* **Task**
Among the records, which lines hold the word "chevron"? Pick them out.

BEGIN

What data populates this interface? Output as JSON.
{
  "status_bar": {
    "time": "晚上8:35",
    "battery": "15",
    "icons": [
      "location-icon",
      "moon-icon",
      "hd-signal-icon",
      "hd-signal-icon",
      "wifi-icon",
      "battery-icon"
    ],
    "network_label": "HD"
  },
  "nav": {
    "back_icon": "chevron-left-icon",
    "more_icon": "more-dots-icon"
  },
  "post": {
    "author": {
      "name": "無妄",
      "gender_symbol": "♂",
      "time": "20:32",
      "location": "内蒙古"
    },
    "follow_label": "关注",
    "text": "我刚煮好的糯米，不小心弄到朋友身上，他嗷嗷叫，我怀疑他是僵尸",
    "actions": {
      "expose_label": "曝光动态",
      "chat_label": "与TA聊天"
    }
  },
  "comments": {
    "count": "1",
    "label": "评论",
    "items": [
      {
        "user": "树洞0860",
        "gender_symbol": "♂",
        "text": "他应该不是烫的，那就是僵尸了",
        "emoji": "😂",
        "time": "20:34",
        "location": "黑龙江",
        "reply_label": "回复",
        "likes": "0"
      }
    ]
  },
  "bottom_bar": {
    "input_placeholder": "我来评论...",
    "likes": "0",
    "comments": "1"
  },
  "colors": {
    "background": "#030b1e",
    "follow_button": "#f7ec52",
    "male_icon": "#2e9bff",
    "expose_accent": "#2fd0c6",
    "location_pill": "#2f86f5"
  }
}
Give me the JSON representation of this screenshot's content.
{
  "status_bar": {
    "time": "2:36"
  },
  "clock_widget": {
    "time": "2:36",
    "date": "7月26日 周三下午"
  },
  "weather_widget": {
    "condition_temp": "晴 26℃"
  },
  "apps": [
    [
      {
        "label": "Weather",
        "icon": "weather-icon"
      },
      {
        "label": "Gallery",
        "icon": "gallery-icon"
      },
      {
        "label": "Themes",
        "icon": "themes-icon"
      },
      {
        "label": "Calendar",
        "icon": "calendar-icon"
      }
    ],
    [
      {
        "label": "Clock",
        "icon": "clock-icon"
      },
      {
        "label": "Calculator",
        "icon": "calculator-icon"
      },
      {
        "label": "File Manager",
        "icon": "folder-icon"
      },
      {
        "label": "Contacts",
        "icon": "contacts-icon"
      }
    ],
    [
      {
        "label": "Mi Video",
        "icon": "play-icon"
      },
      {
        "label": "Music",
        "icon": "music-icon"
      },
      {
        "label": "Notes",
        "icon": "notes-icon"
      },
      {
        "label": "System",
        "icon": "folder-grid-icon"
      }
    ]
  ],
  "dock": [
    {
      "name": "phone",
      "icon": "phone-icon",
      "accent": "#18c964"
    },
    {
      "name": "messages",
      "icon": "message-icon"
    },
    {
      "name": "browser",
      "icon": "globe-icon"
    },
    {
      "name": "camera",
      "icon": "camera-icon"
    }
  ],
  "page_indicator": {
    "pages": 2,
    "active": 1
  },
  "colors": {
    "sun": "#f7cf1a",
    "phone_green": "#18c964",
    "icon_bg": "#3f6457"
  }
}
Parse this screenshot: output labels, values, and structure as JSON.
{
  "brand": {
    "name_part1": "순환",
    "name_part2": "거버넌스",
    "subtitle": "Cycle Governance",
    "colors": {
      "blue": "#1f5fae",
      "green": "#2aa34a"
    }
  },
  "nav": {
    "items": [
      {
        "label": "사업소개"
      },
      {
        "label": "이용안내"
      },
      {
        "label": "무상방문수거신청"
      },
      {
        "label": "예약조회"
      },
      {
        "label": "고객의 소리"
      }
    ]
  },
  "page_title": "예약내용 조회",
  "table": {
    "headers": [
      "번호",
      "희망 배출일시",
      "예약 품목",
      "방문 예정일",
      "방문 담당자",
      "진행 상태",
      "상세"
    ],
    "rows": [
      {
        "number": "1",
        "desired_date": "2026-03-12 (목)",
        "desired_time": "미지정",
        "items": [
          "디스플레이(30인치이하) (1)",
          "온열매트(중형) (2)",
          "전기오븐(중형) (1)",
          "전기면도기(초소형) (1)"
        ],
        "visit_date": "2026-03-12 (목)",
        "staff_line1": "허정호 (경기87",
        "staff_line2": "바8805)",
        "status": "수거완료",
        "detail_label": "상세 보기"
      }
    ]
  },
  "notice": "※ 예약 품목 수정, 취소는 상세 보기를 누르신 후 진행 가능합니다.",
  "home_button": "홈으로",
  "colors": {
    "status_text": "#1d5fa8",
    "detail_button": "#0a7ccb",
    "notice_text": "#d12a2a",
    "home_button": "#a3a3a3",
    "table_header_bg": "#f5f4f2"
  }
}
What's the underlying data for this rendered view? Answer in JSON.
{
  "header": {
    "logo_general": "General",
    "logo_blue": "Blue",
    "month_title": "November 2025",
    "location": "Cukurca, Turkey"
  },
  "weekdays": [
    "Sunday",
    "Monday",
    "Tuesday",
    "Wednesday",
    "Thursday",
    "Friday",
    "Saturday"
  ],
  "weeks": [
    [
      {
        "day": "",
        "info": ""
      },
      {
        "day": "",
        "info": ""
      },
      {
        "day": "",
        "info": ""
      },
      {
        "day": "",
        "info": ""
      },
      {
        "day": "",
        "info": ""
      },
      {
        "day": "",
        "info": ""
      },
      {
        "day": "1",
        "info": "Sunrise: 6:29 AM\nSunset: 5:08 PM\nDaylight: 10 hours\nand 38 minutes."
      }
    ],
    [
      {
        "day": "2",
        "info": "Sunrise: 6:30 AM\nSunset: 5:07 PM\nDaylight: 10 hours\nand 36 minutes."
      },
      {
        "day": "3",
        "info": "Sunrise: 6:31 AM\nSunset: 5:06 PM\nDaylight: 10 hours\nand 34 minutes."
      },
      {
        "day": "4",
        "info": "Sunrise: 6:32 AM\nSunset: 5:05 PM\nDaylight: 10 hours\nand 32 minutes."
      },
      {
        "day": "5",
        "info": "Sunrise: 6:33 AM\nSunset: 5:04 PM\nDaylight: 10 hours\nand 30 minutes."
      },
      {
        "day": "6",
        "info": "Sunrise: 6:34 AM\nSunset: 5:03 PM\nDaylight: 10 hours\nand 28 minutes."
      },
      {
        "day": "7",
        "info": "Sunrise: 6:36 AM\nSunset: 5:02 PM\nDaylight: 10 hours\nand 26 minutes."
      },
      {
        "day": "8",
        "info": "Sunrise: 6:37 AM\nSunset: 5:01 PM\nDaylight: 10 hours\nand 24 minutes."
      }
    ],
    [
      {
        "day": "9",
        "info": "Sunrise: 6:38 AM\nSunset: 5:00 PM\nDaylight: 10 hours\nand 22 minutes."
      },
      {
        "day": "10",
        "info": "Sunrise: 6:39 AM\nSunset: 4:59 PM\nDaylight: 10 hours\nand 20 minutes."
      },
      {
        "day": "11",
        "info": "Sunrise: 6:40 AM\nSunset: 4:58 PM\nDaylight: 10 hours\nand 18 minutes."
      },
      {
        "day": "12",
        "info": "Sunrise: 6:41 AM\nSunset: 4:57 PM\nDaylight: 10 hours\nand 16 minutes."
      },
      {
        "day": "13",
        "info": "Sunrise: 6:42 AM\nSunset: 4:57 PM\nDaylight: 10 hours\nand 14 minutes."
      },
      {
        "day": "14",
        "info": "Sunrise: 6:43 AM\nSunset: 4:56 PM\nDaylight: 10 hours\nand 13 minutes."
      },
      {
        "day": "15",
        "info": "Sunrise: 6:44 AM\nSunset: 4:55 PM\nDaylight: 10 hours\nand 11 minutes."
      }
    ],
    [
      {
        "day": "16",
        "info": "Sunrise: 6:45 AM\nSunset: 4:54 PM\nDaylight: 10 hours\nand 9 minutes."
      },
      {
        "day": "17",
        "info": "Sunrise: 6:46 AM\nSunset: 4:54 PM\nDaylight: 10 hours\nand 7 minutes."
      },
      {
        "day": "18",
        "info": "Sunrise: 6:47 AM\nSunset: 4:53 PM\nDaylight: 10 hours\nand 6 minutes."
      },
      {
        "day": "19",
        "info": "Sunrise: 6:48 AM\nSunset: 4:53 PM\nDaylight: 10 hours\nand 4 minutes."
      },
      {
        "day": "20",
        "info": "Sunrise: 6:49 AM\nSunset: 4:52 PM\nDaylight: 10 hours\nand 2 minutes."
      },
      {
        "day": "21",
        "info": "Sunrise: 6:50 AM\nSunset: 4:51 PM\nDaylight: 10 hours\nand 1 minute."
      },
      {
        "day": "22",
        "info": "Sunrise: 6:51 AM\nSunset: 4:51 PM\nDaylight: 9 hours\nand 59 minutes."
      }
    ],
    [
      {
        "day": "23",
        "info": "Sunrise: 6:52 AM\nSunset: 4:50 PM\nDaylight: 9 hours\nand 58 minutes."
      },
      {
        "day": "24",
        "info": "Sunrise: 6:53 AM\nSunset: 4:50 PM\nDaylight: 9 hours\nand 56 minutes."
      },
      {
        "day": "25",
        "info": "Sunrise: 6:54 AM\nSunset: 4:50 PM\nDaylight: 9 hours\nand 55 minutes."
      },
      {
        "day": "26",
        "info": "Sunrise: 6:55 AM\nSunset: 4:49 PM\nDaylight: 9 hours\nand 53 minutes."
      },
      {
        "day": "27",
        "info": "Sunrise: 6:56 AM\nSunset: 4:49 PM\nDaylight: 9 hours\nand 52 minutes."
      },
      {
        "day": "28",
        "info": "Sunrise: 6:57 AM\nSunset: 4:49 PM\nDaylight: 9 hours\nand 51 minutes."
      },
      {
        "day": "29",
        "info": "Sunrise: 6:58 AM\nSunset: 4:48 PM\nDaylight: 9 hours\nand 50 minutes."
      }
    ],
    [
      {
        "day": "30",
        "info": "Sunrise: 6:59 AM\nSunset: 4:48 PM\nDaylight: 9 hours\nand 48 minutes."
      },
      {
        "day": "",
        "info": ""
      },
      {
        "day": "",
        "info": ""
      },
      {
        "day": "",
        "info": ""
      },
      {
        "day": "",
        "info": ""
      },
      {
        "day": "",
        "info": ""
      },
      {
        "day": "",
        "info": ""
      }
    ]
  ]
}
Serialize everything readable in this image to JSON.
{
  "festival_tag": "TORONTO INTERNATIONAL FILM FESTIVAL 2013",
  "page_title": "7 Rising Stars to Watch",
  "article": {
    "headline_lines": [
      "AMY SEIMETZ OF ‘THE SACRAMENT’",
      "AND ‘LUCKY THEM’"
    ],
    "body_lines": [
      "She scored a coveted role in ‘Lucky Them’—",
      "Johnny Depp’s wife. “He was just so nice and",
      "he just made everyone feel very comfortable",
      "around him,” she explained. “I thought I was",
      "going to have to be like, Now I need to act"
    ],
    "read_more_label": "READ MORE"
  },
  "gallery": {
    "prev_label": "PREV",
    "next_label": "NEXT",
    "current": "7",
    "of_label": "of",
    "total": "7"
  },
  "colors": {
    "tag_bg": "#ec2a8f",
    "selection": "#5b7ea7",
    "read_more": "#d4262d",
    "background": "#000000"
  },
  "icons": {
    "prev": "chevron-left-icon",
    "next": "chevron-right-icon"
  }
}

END

* **Solution for this task**
    "back_icon": "chevron-left-icon",
    "prev": "chevron-left-icon",
    "next": "chevron-right-icon"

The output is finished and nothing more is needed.